Excerpts from an interface dataset
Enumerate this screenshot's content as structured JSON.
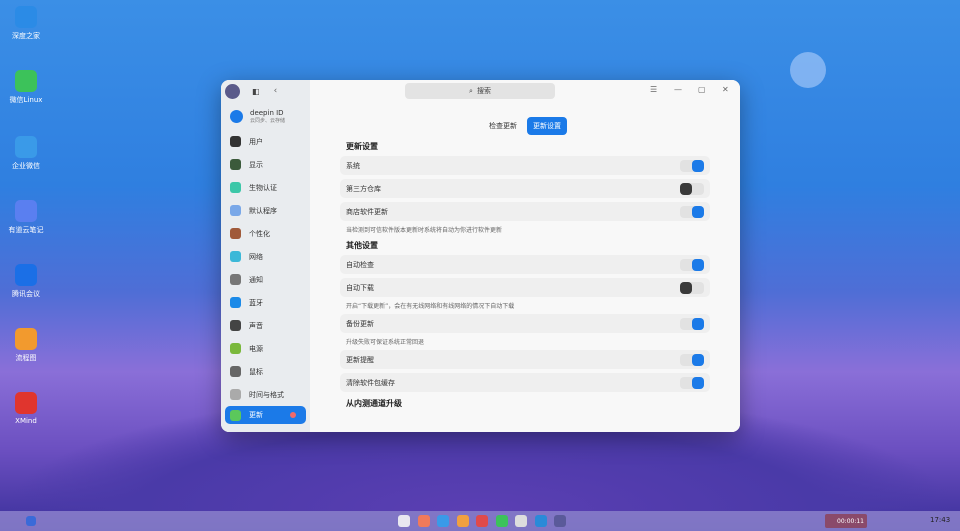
{
  "desktop": {
    "icons": [
      {
        "label": "深度之家",
        "color": "#2b8be6"
      },
      {
        "label": "微信Linux",
        "color": "#3cc25a"
      },
      {
        "label": "企业微信",
        "color": "#3a9ae8"
      },
      {
        "label": "有道云笔记",
        "color": "#5a7ff0"
      },
      {
        "label": "腾讯会议",
        "color": "#1b6fe6"
      },
      {
        "label": "流程图",
        "color": "#f29a2e"
      },
      {
        "label": "XMind",
        "color": "#e0352e"
      }
    ]
  },
  "window": {
    "search_placeholder": "搜索",
    "window_controls": [
      "menu-icon",
      "minimize-icon",
      "maximize-icon",
      "close-icon"
    ]
  },
  "sidebar": {
    "account": {
      "title": "deepin ID",
      "subtitle": "云同步、云存储"
    },
    "items": [
      {
        "label": "用户",
        "color": "#333"
      },
      {
        "label": "显示",
        "color": "#3b5a3b"
      },
      {
        "label": "生物认证",
        "color": "#3cc7a8"
      },
      {
        "label": "默认程序",
        "color": "#7aa8e8"
      },
      {
        "label": "个性化",
        "color": "#a05a3a"
      },
      {
        "label": "网络",
        "color": "#3cb8d8"
      },
      {
        "label": "通知",
        "color": "#777"
      },
      {
        "label": "蓝牙",
        "color": "#1b8ae8"
      },
      {
        "label": "声音",
        "color": "#444"
      },
      {
        "label": "电源",
        "color": "#7ab83c"
      },
      {
        "label": "鼠标",
        "color": "#666"
      },
      {
        "label": "时间与格式",
        "color": "#aaa"
      },
      {
        "label": "更新",
        "color": "#5bc85b",
        "active": true
      }
    ]
  },
  "tabs": [
    {
      "label": "检查更新",
      "active": false
    },
    {
      "label": "更新设置",
      "active": true
    }
  ],
  "sections": [
    {
      "title": "更新设置",
      "rows": [
        {
          "label": "系统",
          "on": true
        },
        {
          "label": "第三方仓库",
          "on": false
        },
        {
          "label": "商店软件更新",
          "on": true,
          "desc": "当检测到可信软件版本更新时系统将自动为你进行软件更新"
        }
      ]
    },
    {
      "title": "其他设置",
      "rows": [
        {
          "label": "自动检查",
          "on": true
        },
        {
          "label": "自动下载",
          "on": false,
          "desc": "开启“下载更新”，会在有无线网络和有线网络的情况下自动下载"
        },
        {
          "label": "备份更新",
          "on": true,
          "desc": "升级失败可保证系统正常回退"
        },
        {
          "label": "更新提醒",
          "on": true
        },
        {
          "label": "清除软件包缓存",
          "on": true
        }
      ]
    },
    {
      "title": "从内测通道升级",
      "rows": []
    }
  ],
  "taskbar": {
    "record_time": "00:00:11",
    "clock": "17:43"
  }
}
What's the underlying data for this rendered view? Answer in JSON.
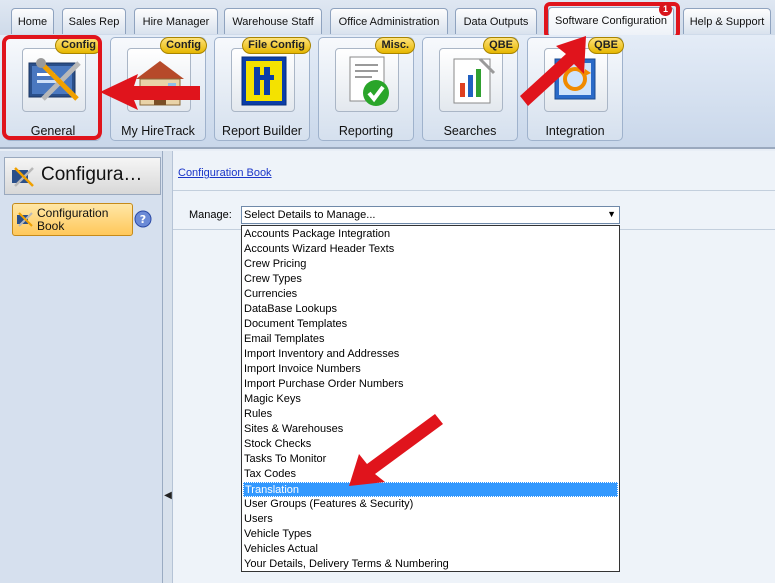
{
  "tabs": [
    {
      "label": "Home"
    },
    {
      "label": "Sales Rep"
    },
    {
      "label": "Hire Manager"
    },
    {
      "label": "Warehouse Staff"
    },
    {
      "label": "Office Administration"
    },
    {
      "label": "Data Outputs"
    },
    {
      "label": "Software Configuration",
      "badge": "1"
    },
    {
      "label": "Help & Support"
    }
  ],
  "ribbon": [
    {
      "label": "General",
      "tag": "Config"
    },
    {
      "label": "My HireTrack",
      "tag": "Config"
    },
    {
      "label": "Report Builder",
      "tag": "File Config"
    },
    {
      "label": "Reporting",
      "tag": "Misc."
    },
    {
      "label": "Searches",
      "tag": "QBE"
    },
    {
      "label": "Integration",
      "tag": "QBE"
    }
  ],
  "left_pane": {
    "title": "Configura…",
    "item_label": "Configuration Book"
  },
  "main": {
    "breadcrumb": "Configuration Book",
    "manage_label": "Manage:",
    "select_value": "Select Details to Manage...",
    "options": [
      "Accounts Package Integration",
      "Accounts Wizard Header Texts",
      "Crew Pricing",
      "Crew Types",
      "Currencies",
      "DataBase Lookups",
      "Document Templates",
      "Email Templates",
      "Import Inventory and Addresses",
      "Import Invoice Numbers",
      "Import Purchase Order Numbers",
      "Magic Keys",
      "Rules",
      "Sites & Warehouses",
      "Stock Checks",
      "Tasks To Monitor",
      "Tax Codes",
      "Translation",
      "User Groups (Features & Security)",
      "Users",
      "Vehicle Types",
      "Vehicles Actual",
      "Your Details, Delivery Terms & Numbering"
    ],
    "selected_option": "Translation"
  },
  "colors": {
    "highlight": "#e0141c",
    "selection": "#3399ff",
    "link": "#1a35c8",
    "tag": "#ffd43b"
  }
}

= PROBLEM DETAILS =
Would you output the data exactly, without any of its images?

= EXPECTED OUTPUT =
Enumerate this screenshot's content as structured JSON.
{
  "desktop": {
    "icons": [
      {
        "label": "深度之家",
        "color": "#2b8be6"
      },
      {
        "label": "微信Linux",
        "color": "#3cc25a"
      },
      {
        "label": "企业微信",
        "color": "#3a9ae8"
      },
      {
        "label": "有道云笔记",
        "color": "#5a7ff0"
      },
      {
        "label": "腾讯会议",
        "color": "#1b6fe6"
      },
      {
        "label": "流程图",
        "color": "#f29a2e"
      },
      {
        "label": "XMind",
        "color": "#e0352e"
      }
    ]
  },
  "window": {
    "search_placeholder": "搜索",
    "window_controls": [
      "menu-icon",
      "minimize-icon",
      "maximize-icon",
      "close-icon"
    ]
  },
  "sidebar": {
    "account": {
      "title": "deepin ID",
      "subtitle": "云同步、云存储"
    },
    "items": [
      {
        "label": "用户",
        "color": "#333"
      },
      {
        "label": "显示",
        "color": "#3b5a3b"
      },
      {
        "label": "生物认证",
        "color": "#3cc7a8"
      },
      {
        "label": "默认程序",
        "color": "#7aa8e8"
      },
      {
        "label": "个性化",
        "color": "#a05a3a"
      },
      {
        "label": "网络",
        "color": "#3cb8d8"
      },
      {
        "label": "通知",
        "color": "#777"
      },
      {
        "label": "蓝牙",
        "color": "#1b8ae8"
      },
      {
        "label": "声音",
        "color": "#444"
      },
      {
        "label": "电源",
        "color": "#7ab83c"
      },
      {
        "label": "鼠标",
        "color": "#666"
      },
      {
        "label": "时间与格式",
        "color": "#aaa"
      },
      {
        "label": "更新",
        "color": "#5bc85b",
        "active": true
      }
    ]
  },
  "tabs": [
    {
      "label": "检查更新",
      "active": false
    },
    {
      "label": "更新设置",
      "active": true
    }
  ],
  "sections": [
    {
      "title": "更新设置",
      "rows": [
        {
          "label": "系统",
          "on": true
        },
        {
          "label": "第三方仓库",
          "on": false
        },
        {
          "label": "商店软件更新",
          "on": true,
          "desc": "当检测到可信软件版本更新时系统将自动为你进行软件更新"
        }
      ]
    },
    {
      "title": "其他设置",
      "rows": [
        {
          "label": "自动检查",
          "on": true
        },
        {
          "label": "自动下载",
          "on": false,
          "desc": "开启“下载更新”，会在有无线网络和有线网络的情况下自动下载"
        },
        {
          "label": "备份更新",
          "on": true,
          "desc": "升级失败可保证系统正常回退"
        },
        {
          "label": "更新提醒",
          "on": true
        },
        {
          "label": "清除软件包缓存",
          "on": true
        }
      ]
    },
    {
      "title": "从内测通道升级",
      "rows": []
    }
  ],
  "taskbar": {
    "record_time": "00:00:11",
    "clock": "17:43"
  }
}
What's the underlying data for this rendered view? Answer in JSON.
{
  "tabs": [
    {
      "label": "Home"
    },
    {
      "label": "Sales Rep"
    },
    {
      "label": "Hire Manager"
    },
    {
      "label": "Warehouse Staff"
    },
    {
      "label": "Office Administration"
    },
    {
      "label": "Data Outputs"
    },
    {
      "label": "Software Configuration",
      "badge": "1"
    },
    {
      "label": "Help & Support"
    }
  ],
  "ribbon": [
    {
      "label": "General",
      "tag": "Config"
    },
    {
      "label": "My HireTrack",
      "tag": "Config"
    },
    {
      "label": "Report Builder",
      "tag": "File Config"
    },
    {
      "label": "Reporting",
      "tag": "Misc."
    },
    {
      "label": "Searches",
      "tag": "QBE"
    },
    {
      "label": "Integration",
      "tag": "QBE"
    }
  ],
  "left_pane": {
    "title": "Configura…",
    "item_label": "Configuration Book"
  },
  "main": {
    "breadcrumb": "Configuration Book",
    "manage_label": "Manage:",
    "select_value": "Select Details to Manage...",
    "options": [
      "Accounts Package Integration",
      "Accounts Wizard Header Texts",
      "Crew Pricing",
      "Crew Types",
      "Currencies",
      "DataBase Lookups",
      "Document Templates",
      "Email Templates",
      "Import Inventory and Addresses",
      "Import Invoice Numbers",
      "Import Purchase Order Numbers",
      "Magic Keys",
      "Rules",
      "Sites & Warehouses",
      "Stock Checks",
      "Tasks To Monitor",
      "Tax Codes",
      "Translation",
      "User Groups (Features & Security)",
      "Users",
      "Vehicle Types",
      "Vehicles Actual",
      "Your Details, Delivery Terms & Numbering"
    ],
    "selected_option": "Translation"
  },
  "colors": {
    "highlight": "#e0141c",
    "selection": "#3399ff",
    "link": "#1a35c8",
    "tag": "#ffd43b"
  }
}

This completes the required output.